“I felt it was good for me and my family right now,” said Caulcrick, whose wife, Bryar, is a nurse. “The biggest thing is going back to the timing (of the announcement).”
The time has been really good for the program, though.
Caulcrick enters his final game this week sporting a 31-11 career record, including three straight trips to the Section VI Class C championship game since taking over in 2015 from Jay Sirianni. Sirianni compiled a 101-26 record in 12 seasons, including two state championships. Although Caulcrick was never able to get Southwestern past Cleveland Hill in those sectional title contests, he still has left his imprint on the Hunt Road campus, posting a 28-6 record in his last three-plus campaigns.
“When I talk about the big shoes of Jay Sirianni that had to be replaced, (Caulcrick’s) are just as big,” Southwestern athletic director Kevin Salisbury said, “but (Burkholder) will be fine, and he’ll do a great job for us.”
Burkholder, 31, is a Southwestern graduate (Class of 2006), and played for some very good Trojans’ teams under Sirianni. Upon his graduation, Burkholder attended Washington & Jefferson (Pennsylvania) College and continued his football career playing for Presidents coach Mike Sirianni, Jay’s older brother. Upon returning to the area, Burkholder ultimately coached one year under Jay Sirianni and then joined Caulcrick’s staff, serving as an assistant varsity coach in 2016 and as a modified coach in 2017 and 2018, before being named defensive coordinator this season.

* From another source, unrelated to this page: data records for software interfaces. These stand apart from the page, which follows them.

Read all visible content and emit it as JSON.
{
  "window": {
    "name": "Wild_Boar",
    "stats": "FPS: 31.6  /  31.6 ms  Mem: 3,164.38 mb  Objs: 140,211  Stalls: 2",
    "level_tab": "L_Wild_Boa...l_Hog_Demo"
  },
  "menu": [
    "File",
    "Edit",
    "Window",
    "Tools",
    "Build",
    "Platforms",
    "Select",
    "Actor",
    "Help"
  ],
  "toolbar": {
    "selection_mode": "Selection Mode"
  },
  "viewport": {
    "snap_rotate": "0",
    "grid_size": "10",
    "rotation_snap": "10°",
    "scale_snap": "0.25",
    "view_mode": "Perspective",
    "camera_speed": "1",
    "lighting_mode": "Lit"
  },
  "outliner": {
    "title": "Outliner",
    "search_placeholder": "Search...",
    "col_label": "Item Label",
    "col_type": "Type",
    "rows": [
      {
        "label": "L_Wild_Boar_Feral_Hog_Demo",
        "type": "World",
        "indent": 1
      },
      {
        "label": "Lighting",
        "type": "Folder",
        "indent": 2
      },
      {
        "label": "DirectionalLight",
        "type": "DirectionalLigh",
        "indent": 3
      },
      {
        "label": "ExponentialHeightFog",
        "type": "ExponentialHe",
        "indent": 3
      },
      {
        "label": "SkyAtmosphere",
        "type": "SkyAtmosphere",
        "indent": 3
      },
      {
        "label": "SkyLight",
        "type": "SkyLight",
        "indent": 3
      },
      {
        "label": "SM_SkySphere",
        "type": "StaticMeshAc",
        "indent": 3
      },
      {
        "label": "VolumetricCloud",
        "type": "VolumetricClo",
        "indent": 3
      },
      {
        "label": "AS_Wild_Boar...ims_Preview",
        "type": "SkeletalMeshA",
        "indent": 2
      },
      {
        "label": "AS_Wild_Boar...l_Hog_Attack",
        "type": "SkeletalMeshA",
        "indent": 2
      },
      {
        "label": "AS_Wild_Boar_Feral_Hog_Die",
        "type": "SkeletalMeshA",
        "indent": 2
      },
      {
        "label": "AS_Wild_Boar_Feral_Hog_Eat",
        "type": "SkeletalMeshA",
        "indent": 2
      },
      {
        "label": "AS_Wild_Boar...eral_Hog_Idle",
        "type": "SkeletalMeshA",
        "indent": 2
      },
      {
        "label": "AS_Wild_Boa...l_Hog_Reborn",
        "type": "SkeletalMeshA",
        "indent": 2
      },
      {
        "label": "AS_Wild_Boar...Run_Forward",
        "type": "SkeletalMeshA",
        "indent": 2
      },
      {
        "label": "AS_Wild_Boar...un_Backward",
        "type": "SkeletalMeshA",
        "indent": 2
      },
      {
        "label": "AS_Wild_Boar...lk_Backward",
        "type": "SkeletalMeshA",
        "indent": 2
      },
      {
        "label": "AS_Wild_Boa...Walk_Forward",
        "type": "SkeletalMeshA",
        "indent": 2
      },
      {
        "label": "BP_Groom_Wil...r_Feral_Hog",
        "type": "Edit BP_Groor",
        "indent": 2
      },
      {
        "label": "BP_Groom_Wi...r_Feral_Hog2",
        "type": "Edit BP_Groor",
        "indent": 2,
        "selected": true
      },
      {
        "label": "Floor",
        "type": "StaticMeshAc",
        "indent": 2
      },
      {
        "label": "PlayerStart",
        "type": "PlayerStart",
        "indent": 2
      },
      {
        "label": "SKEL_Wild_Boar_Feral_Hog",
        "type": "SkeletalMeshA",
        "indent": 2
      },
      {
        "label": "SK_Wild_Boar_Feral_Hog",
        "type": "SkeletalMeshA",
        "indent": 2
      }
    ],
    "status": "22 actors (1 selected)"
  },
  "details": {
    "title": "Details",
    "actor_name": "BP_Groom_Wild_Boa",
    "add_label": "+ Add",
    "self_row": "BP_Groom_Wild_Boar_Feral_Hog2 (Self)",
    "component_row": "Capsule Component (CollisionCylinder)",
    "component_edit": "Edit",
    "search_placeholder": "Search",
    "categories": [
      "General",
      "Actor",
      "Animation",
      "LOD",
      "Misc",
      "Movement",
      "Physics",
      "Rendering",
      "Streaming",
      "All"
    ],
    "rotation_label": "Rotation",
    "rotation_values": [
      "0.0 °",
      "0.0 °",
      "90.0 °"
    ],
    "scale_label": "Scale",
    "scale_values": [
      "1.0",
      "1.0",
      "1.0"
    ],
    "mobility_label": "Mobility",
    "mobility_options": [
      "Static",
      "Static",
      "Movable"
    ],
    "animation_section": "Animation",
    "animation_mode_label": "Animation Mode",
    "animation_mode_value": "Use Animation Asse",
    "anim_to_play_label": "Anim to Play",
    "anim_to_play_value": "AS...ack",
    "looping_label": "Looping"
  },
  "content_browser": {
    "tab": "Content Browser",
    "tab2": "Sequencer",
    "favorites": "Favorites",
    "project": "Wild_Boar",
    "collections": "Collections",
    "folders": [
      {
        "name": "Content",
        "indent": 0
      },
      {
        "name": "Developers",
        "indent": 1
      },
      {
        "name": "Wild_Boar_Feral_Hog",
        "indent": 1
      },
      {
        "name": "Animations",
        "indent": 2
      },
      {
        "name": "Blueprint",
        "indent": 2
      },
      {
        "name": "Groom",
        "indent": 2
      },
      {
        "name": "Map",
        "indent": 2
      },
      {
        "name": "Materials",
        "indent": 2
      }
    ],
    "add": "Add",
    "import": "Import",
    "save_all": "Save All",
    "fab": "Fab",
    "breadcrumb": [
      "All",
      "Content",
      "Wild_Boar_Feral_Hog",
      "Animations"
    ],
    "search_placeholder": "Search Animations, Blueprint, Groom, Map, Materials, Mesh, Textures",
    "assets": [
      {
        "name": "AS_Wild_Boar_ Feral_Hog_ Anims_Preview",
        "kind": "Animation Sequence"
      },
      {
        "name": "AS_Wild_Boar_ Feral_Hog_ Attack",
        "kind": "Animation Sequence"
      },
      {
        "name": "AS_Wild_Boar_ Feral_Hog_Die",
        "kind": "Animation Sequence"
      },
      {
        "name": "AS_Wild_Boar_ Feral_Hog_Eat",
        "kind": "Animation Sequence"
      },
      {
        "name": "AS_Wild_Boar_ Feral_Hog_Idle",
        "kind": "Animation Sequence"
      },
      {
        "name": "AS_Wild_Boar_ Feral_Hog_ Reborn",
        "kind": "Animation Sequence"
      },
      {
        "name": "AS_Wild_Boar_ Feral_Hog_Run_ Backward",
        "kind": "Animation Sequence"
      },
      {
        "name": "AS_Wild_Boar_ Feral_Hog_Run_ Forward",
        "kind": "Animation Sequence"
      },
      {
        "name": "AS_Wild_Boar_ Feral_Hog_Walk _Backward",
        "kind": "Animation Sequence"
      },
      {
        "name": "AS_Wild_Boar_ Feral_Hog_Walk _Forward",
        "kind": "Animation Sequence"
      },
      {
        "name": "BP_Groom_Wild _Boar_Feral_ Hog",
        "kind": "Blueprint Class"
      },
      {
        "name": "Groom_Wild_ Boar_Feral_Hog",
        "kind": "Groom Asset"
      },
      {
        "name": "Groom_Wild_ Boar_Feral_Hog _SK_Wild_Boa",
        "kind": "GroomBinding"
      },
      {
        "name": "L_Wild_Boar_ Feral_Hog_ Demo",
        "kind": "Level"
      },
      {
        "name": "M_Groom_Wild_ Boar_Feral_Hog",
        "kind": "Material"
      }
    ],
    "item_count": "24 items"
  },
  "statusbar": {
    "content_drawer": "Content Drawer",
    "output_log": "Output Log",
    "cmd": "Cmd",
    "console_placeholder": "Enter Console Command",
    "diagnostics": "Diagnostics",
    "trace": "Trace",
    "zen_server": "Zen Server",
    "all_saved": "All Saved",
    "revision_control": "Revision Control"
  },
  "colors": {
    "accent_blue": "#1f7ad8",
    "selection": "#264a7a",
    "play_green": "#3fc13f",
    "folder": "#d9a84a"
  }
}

“I think he’s going to do a tremendous job,” Caulcrick said of his friend, who he has known for more than 20 years. “We’re ‘brothers.’ He came to Michigan State for games and he went to all my college (recruiting) visits. Then he went and played here at Southwestern, so he understands the tradition … and he understands how important football is to the community and the school.”
Added Salisbury, who was an assistant coach during Sirianni’s tenure with the Trojans:
“(Burkholder) is ready. He’s got the respect of the kids, he has the respect of his coaches and he works his tail off, so he is as ready as can be.”
“The biggest thing is the family mentality,” said Burkholder, who is nearing completion of a bachelor’s degree in education from SUNY Fredonia. ” … I don’t think anybody needs to put an individual stamp on it. The idea is we’re a family, and family does things together. As a family, we’ll have success. I think that’s going to be the big focus, just to continue with that, keep the momentum going and use that as a catalyst to push us forward.”
For the remainder of this week, however, it will be Caulcrick at the helm, capped by Friday’s nonleague game against Lackawanna.
“This team is unique,” Donahue said. “It is very well-rounded … and they all play well together. It’s just a nice group of kids. We’ll wrap our arms around them and take care of them.”
Caulcrick is confident that will be the case, even though it is difficult for him to leave.
“For the last week, it’s been keeping me up at night,” he said. “It’s been difficult, especially (Friday) night. Just looking at the scoreboard (clock) count down and (thinking), man, my time here is ending as each second passed on that scoreboard.”
Salisbury said Caulcrick’s absence will be felt as much inside the school as it will on the football field.
“He’s been Southwestern through and through since the day he walked on campus,” the athletic director said. “He’s done it just because he cares about the kids.”